The observable RD(*) parametrizes the preference for BD 𝜏 𝜈 over similar decays with electrons and muon, and its measurement by the BaBar collaboration deviates from the Standard Model prediction by roughly 3 sigma. The plot shows that, in a model based on U(2)xU(2) flavor symmetry, a significant contribution to RD(*) generically implies a large enhancement of BR(K+ → 𝝿+ 𝜈 𝜈), unless the model parameters are tuned to avoid that.  The anomalies in the BK(*) 𝜇 𝜇 decays can also be correlated with large effects in K+ → 𝝿+ 𝜈 𝜈, see here for an example.
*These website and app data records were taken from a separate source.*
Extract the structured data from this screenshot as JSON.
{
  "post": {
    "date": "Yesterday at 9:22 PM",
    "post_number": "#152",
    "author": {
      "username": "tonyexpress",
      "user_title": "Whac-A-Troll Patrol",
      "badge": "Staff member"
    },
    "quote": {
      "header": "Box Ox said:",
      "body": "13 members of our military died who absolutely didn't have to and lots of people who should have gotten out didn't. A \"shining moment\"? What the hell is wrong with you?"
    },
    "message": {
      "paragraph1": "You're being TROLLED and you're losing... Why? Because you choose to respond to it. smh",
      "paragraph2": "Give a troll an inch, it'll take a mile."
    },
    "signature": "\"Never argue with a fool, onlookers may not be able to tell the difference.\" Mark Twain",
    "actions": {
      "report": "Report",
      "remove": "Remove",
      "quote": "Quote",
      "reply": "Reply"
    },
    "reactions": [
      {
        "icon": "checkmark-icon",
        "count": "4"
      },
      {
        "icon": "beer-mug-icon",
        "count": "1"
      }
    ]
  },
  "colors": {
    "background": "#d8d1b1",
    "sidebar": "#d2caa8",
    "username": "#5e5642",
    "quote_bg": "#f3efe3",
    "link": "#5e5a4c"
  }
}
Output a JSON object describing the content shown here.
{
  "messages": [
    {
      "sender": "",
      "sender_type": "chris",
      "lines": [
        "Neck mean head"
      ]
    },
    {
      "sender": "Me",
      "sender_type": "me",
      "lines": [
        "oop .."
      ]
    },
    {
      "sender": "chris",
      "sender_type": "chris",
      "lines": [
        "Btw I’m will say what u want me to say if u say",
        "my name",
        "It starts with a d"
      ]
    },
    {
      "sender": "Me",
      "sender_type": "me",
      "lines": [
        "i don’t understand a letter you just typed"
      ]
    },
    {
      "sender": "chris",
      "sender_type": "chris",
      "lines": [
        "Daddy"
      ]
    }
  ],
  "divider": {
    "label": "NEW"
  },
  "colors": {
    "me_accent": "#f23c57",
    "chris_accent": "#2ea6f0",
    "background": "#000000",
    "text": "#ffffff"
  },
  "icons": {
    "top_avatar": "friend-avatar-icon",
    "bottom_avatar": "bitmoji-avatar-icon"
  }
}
Finally, in the presence of new light invisible particles, such as axions, the NA62 observations can be polluted by exotic decay channels, such as e.g.  K+ → axion 𝝿+.

The  K+ → 𝝿+ 𝜈 𝜈 decay is by no means the magic bullet that will inevitably break the Standard Model.  It should be seen as one piece of a larger puzzle that may or may not provide crucial hints about new physics. For the moment, NA62 has analyzed only a small batch of data collected in 2016, and their error bars are still larger than those of BNL-E949. That should change soon when the 2017  dataset is analyzed. More data will be acquired this year, with 20 signal events expected  before the long LHC shutdown. Simultaneously, another experiment called KOTO studies an even more rare process where neutral kaons undergo the CP-violating decay KL → 𝝿0 𝜈 𝜈,  which probes the imaginary part of the effective operator written above. As I wrote recently, my feeling is that low-energy precision experiments are currently our best hope for a better understanding of fundamental interactions, and I'm glad to see a good pace of progress on this front.

3 comments:

andrew said...

There must be dozens of measurements like the kaon decay in this post that are highly sensitive to the overall particle content of the Standard Model that all agree to within two sigma of the SM prediction.

Surely there is some way of mathematically aggregating all of those confirmations to create a much more tight global set of constraints than we have from direct searches. Shouldn't there be? Has this been done?

Mad Hatter said...

Yes, this kind of global effective theory analyses are being done. For example, for kaons decays (though not including K->pi nu nu) there is a compilation in http://arxiv.org/abs/1606.06037 .

Anonymous said...

Ah, the precious rare decay, par excellence...

It satisfies the well known maxim that the difficulty of performing the experiment is inversely proportional to the difficulty calculating the result.

In fact, this decay and it's sister KL -> pi0 nu nubar are at the asymptotic limit of the above maxim...